(Interface dataset entries)
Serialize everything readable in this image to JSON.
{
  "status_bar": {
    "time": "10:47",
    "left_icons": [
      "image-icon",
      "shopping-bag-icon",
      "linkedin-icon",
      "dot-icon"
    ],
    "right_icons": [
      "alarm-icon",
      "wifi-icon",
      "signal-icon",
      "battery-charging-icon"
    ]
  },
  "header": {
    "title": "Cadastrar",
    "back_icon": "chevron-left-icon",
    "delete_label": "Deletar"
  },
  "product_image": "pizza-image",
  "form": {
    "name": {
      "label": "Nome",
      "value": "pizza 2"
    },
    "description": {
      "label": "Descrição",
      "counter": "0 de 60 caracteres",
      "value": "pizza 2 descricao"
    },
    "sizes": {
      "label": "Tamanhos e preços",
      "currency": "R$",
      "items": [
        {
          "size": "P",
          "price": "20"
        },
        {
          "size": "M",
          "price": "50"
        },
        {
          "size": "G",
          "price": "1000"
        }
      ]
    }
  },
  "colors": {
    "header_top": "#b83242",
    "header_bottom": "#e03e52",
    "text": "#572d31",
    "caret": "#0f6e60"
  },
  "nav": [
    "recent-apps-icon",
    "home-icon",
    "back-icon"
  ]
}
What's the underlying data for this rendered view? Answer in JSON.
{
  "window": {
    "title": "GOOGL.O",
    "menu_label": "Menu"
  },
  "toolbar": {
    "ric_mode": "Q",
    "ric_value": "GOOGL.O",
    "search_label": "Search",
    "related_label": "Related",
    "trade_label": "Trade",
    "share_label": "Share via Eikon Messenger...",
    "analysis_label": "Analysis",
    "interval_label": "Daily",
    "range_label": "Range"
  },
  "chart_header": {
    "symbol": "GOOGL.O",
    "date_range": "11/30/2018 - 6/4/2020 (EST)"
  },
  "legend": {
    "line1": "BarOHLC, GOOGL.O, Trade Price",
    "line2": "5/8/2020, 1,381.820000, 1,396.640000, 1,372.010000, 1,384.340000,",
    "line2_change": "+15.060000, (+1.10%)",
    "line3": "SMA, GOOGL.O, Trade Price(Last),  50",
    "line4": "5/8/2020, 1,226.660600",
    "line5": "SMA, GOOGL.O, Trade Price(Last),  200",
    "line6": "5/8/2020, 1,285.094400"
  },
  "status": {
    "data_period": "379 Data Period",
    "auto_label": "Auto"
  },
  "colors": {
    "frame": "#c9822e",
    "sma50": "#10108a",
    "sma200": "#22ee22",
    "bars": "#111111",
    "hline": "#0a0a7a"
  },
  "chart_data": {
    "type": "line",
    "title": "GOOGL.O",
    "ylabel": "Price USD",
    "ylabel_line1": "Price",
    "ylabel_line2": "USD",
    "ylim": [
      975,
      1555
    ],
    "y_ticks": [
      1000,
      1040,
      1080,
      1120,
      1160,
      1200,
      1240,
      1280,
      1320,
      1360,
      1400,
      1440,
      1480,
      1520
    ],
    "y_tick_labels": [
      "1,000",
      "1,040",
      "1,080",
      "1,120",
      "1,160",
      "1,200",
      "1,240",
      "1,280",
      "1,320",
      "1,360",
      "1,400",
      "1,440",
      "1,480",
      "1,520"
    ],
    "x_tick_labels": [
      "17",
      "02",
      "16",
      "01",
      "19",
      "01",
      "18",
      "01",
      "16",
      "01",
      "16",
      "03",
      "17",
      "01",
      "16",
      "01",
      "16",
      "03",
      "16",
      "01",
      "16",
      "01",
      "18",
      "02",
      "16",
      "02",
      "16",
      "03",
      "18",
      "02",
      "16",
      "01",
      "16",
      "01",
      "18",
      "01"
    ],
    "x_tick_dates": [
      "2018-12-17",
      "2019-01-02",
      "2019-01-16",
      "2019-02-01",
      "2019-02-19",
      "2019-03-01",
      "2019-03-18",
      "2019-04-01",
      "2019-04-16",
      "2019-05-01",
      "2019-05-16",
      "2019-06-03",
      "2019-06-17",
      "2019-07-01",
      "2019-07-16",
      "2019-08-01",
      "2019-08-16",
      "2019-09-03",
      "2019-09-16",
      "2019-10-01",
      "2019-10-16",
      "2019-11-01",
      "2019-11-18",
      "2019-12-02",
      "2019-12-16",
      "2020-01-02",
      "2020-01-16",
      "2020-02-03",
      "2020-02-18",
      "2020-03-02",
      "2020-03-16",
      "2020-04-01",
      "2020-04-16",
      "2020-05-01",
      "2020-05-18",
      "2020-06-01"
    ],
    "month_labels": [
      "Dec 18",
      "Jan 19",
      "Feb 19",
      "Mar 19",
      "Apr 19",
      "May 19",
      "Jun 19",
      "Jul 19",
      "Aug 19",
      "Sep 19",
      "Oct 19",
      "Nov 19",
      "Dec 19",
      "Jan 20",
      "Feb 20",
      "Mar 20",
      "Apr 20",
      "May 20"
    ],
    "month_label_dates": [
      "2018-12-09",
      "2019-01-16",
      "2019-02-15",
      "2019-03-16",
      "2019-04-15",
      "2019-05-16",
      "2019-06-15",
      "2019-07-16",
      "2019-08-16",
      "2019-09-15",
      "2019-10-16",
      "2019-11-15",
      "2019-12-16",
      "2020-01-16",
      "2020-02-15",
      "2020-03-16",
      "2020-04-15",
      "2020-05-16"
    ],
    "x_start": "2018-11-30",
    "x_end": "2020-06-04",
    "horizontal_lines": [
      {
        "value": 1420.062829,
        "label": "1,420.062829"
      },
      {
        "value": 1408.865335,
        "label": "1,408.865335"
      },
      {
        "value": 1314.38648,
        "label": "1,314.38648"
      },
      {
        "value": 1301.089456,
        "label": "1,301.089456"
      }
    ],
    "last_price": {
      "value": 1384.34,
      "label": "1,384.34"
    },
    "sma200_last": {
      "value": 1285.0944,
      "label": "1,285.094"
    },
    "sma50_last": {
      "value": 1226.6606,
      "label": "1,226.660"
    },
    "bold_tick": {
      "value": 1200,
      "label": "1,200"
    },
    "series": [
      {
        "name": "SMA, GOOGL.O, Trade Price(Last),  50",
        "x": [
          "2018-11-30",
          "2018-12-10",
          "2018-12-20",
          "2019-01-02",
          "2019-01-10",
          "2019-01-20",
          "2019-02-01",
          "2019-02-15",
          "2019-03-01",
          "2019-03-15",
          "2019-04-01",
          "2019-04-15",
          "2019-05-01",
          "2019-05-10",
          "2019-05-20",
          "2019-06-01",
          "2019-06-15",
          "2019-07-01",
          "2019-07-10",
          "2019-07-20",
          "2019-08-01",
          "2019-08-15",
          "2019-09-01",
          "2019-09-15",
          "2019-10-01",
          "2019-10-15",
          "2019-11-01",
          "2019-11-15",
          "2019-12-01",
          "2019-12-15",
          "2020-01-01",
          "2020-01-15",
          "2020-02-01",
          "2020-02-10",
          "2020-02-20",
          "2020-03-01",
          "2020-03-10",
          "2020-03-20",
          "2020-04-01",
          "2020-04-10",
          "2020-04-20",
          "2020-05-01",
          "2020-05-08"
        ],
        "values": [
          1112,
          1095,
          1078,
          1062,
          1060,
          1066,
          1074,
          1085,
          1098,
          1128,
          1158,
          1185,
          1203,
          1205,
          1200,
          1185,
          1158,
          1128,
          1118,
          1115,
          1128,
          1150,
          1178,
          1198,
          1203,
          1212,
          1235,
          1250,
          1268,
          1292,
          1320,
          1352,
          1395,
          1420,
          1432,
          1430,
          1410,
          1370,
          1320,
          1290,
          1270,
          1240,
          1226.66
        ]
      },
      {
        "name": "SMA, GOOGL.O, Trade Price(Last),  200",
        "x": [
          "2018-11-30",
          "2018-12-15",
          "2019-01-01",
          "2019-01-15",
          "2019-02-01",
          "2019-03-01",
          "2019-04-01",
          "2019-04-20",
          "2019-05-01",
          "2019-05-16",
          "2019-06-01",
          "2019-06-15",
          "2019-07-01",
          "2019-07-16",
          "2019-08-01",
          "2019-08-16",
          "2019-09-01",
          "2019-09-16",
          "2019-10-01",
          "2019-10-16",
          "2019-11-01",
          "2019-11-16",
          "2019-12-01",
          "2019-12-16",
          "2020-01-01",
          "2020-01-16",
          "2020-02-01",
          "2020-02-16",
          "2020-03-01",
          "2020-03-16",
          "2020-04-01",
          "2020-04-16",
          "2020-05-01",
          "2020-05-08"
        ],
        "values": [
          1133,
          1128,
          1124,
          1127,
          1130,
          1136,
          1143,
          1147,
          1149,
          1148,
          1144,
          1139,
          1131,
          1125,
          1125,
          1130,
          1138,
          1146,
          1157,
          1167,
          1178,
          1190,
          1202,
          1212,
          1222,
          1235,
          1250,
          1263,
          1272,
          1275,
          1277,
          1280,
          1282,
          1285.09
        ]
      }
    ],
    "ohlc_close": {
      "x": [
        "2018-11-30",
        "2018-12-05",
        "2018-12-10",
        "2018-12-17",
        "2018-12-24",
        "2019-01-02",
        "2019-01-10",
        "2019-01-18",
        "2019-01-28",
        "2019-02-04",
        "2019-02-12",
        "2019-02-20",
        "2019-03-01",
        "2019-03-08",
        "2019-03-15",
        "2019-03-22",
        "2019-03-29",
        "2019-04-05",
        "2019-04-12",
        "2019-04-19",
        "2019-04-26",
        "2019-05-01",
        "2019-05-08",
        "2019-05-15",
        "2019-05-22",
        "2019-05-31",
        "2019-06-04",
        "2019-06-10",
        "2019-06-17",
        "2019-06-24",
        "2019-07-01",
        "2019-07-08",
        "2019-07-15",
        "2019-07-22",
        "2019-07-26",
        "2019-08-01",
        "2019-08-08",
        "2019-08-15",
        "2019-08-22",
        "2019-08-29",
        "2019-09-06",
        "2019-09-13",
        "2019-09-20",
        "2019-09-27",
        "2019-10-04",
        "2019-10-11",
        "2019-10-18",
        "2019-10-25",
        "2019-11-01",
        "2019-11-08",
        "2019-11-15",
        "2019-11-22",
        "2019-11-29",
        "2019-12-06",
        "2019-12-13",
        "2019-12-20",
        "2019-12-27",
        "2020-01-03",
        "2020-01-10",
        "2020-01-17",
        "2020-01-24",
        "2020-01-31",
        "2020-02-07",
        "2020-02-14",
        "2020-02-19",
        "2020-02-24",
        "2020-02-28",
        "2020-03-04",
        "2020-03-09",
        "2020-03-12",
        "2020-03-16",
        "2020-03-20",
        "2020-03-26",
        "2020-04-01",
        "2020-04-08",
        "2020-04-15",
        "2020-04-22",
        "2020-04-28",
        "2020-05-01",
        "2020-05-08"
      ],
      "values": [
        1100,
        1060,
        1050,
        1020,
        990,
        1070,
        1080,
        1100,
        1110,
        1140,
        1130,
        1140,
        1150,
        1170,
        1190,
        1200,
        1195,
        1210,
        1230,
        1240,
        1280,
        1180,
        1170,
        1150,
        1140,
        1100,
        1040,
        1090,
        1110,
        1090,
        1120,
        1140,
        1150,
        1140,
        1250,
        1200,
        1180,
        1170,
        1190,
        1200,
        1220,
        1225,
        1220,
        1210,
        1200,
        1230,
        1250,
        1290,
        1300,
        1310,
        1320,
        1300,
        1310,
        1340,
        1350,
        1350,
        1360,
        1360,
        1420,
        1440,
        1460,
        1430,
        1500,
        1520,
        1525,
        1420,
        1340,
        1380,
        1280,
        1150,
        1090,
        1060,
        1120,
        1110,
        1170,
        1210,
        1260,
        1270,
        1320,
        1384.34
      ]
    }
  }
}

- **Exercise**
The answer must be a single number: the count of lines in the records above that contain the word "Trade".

- **Solution to the exercise**
6